Tamil Nadu’s move to declare a drought, ironically on the eve of the harvest festival of Pongal, is an important step to address the agrarian distress that is sweeping the State following poor rainfall during the northeast monsoon.
Even with relatively better governance structures, desperation among farmers has resulted in a spate of suicides, particularly in the Cauvery delta rice belt that has received little water from Karnataka in recent times.
Implication of declaring drought
Postponement of loan recovery, waiver of land tax and alternative employment through schemes such as the Mahatma Gandhi National Rural Employment Guarantee Scheme.
1. A monsoon management centre drawing upon the expertise of multiple departments would help use scarce resources conservatively during a drought and maximise their potential in good times.
2. It is also crucial to preserve the health of cattle and other livestock, as they tend to suffer irreparable harm during drought, with cascading effects on their future productivity.
3. The Centre should provide all support to achieve this under the National Disaster Response Fund and the Prime Minister’s crop insurance scheme.
State of drought management
The importance of welfare support for small and marginal farmers cannot be overstated, given the vagaries of the monsoon. More than a decade ago, the National Commission on Farmers pointed out that successive droughts, illness, high expenditure on social obligations and asset loss push farmers to the brink.

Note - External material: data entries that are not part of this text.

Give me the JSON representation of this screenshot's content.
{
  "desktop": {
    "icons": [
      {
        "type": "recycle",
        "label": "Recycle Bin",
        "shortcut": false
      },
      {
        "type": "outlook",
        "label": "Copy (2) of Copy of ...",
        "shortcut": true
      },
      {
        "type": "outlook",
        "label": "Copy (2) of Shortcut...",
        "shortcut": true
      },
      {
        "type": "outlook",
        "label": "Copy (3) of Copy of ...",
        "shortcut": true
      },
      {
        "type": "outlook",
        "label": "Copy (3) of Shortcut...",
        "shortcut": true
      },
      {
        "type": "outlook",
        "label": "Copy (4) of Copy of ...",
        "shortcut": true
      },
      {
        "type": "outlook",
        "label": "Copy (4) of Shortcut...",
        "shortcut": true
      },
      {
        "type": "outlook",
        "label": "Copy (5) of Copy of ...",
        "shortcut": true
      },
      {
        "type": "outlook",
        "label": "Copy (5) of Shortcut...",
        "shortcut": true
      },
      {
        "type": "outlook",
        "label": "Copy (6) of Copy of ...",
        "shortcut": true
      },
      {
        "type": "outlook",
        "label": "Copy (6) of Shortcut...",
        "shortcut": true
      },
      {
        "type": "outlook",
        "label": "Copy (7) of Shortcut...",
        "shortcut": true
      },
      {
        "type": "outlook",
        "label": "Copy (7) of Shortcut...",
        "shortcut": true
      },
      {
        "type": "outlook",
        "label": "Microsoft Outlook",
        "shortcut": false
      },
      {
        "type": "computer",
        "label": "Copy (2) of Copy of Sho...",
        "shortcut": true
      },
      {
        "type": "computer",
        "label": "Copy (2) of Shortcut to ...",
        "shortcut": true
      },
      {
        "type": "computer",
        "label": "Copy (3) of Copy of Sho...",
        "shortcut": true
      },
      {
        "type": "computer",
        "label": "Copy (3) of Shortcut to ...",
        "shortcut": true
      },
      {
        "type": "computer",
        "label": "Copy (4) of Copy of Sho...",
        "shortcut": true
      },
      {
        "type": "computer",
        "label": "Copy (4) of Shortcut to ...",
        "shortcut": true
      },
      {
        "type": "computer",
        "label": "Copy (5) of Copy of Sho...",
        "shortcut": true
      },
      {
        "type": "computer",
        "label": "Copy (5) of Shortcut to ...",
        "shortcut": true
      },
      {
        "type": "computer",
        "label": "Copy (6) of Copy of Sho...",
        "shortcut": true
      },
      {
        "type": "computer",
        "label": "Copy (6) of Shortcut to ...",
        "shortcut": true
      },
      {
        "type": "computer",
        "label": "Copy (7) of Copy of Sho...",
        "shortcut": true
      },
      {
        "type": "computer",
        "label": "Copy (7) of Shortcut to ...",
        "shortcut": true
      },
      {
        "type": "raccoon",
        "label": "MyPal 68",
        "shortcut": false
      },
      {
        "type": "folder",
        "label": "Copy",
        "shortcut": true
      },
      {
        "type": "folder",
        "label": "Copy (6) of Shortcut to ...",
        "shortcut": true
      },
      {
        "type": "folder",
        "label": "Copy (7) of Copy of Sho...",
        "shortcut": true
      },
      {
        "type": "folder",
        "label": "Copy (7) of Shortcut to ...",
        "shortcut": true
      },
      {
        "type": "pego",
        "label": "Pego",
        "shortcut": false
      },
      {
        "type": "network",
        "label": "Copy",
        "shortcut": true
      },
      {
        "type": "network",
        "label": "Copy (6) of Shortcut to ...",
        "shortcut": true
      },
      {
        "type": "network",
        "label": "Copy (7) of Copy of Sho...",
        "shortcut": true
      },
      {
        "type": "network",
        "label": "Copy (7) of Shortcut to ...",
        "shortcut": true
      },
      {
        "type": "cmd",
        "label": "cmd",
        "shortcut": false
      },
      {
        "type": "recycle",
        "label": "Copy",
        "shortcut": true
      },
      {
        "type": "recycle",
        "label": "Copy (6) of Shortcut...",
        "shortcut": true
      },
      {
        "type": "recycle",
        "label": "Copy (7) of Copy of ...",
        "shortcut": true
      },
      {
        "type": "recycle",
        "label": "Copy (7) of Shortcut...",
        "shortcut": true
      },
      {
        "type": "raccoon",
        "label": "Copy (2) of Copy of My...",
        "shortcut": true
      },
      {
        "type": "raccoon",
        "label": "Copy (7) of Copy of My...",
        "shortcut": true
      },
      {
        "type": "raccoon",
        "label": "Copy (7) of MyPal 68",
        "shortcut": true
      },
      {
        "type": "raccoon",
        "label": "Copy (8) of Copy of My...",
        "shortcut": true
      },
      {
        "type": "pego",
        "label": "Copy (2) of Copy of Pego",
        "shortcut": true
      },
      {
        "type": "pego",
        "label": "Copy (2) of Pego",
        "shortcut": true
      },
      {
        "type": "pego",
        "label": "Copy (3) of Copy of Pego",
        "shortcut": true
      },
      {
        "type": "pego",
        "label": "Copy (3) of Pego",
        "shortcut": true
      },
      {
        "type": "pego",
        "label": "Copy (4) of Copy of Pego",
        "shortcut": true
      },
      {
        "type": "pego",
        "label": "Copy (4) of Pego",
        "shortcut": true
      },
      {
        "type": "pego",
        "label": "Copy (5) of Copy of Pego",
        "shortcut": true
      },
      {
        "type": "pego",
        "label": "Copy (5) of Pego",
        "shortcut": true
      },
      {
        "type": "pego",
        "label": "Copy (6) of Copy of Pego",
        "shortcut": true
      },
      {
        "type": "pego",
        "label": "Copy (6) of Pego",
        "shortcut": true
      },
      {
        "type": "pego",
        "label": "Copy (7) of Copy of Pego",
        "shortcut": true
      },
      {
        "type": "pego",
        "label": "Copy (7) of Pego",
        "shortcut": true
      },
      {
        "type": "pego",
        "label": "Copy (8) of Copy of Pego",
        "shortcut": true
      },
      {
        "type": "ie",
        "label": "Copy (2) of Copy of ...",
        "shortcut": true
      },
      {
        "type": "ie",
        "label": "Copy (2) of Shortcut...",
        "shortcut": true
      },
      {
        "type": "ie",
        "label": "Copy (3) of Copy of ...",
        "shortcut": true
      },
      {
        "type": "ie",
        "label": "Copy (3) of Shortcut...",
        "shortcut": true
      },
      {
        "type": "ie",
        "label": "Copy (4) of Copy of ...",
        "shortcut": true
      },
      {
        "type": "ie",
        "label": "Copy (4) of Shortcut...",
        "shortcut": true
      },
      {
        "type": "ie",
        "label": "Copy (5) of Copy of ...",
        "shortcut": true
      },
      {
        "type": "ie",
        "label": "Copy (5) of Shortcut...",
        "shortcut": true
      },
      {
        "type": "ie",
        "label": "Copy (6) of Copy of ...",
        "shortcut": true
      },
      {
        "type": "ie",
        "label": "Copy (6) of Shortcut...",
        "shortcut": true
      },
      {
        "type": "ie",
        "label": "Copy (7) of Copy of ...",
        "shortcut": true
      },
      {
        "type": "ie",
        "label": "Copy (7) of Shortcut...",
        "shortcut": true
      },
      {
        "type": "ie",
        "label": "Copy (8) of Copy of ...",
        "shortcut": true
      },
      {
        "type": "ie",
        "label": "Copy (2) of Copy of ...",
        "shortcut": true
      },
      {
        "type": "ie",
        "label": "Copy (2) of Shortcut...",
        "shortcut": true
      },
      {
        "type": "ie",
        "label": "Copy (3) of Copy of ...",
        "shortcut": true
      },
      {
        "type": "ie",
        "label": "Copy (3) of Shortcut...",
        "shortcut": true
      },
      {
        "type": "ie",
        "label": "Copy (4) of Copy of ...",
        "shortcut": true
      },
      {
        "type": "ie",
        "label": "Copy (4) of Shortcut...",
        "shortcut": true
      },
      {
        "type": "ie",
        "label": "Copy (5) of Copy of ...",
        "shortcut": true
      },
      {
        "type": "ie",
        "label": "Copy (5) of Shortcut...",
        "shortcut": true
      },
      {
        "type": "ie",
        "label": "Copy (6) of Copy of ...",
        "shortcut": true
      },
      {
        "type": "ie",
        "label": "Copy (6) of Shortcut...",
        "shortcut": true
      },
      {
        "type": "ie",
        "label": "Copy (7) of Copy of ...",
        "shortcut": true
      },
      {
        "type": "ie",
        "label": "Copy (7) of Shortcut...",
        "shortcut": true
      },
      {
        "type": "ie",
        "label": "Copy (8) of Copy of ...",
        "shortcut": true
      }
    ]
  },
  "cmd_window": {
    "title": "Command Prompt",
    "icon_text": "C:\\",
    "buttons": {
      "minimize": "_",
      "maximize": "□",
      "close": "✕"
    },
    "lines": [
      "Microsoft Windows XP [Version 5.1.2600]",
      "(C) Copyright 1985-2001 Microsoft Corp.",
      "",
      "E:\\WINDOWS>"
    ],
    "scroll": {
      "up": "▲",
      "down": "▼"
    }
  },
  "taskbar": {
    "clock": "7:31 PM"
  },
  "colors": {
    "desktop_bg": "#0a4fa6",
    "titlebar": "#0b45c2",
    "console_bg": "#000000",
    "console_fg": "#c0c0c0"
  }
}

Yet, not much has changed in the management of drought from the low-budget practices of the colonial era, as the Swaraj Abhiyan case in the Supreme Court last year revealed.

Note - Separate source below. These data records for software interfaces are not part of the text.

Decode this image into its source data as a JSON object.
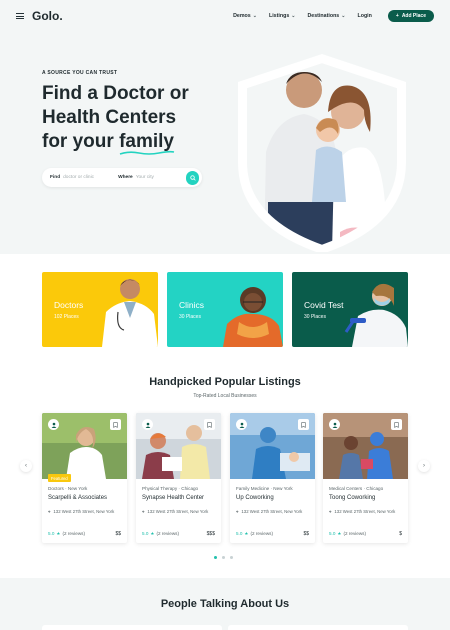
{
  "header": {
    "logo": "Golo.",
    "nav": [
      "Demos",
      "Listings",
      "Destinations"
    ],
    "login": "Login",
    "add_place": "Add Place"
  },
  "hero": {
    "eyebrow": "A SOURCE YOU CAN TRUST",
    "title_lines": [
      "Find a Doctor or",
      "Health Centers",
      "for your"
    ],
    "title_accent": "family",
    "search": {
      "find_label": "Find",
      "find_placeholder": "doctor or clinic",
      "where_label": "Where",
      "where_placeholder": "Your city"
    }
  },
  "categories": [
    {
      "title": "Doctors",
      "count": "102 Places",
      "color": "#fbc90a"
    },
    {
      "title": "Clinics",
      "count": "30 Places",
      "color": "#23d3c4"
    },
    {
      "title": "Covid Test",
      "count": "30 Places",
      "color": "#0a5c4b"
    }
  ],
  "listings": {
    "title": "Handpicked Popular Listings",
    "subtitle": "Top-Rated Local Businesses",
    "cards": [
      {
        "category": "Doctors",
        "city": "New York",
        "name": "Scarpelli & Associates",
        "address": "132 West 27th Street, New York",
        "score": "5.0",
        "star": "★",
        "reviews": "(2 reviews)",
        "price": "$$",
        "badge": "Featured"
      },
      {
        "category": "Physical Therapy",
        "city": "Chicago",
        "name": "Synapse Health Center",
        "address": "132 West 27th Street, New York",
        "score": "5.0",
        "star": "★",
        "reviews": "(2 reviews)",
        "price": "$$$",
        "badge": ""
      },
      {
        "category": "Family Medicine",
        "city": "New York",
        "name": "Up Coworking",
        "address": "132 West 27th Street, New York",
        "score": "5.0",
        "star": "★",
        "reviews": "(2 reviews)",
        "price": "$$",
        "badge": ""
      },
      {
        "category": "Medical Centers",
        "city": "Chicago",
        "name": "Toong Coworking",
        "address": "132 West 27th Street, New York",
        "score": "5.0",
        "star": "★",
        "reviews": "(2 reviews)",
        "price": "$",
        "badge": ""
      }
    ],
    "prev_icon": "‹",
    "next_icon": "›"
  },
  "testimonials": {
    "title": "People Talking About Us"
  },
  "colors": {
    "brand_dark": "#0a5c4b",
    "accent_teal": "#23d3c0",
    "accent_yellow": "#fbc90a"
  }
}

In Tamil Nadu, excessive reliance on water-intensive rice cultivation, and lower priority for hardy millets have raised the risk for many farmers. Active recharging of groundwater and harvesting of surface water are vital to meet the challenges.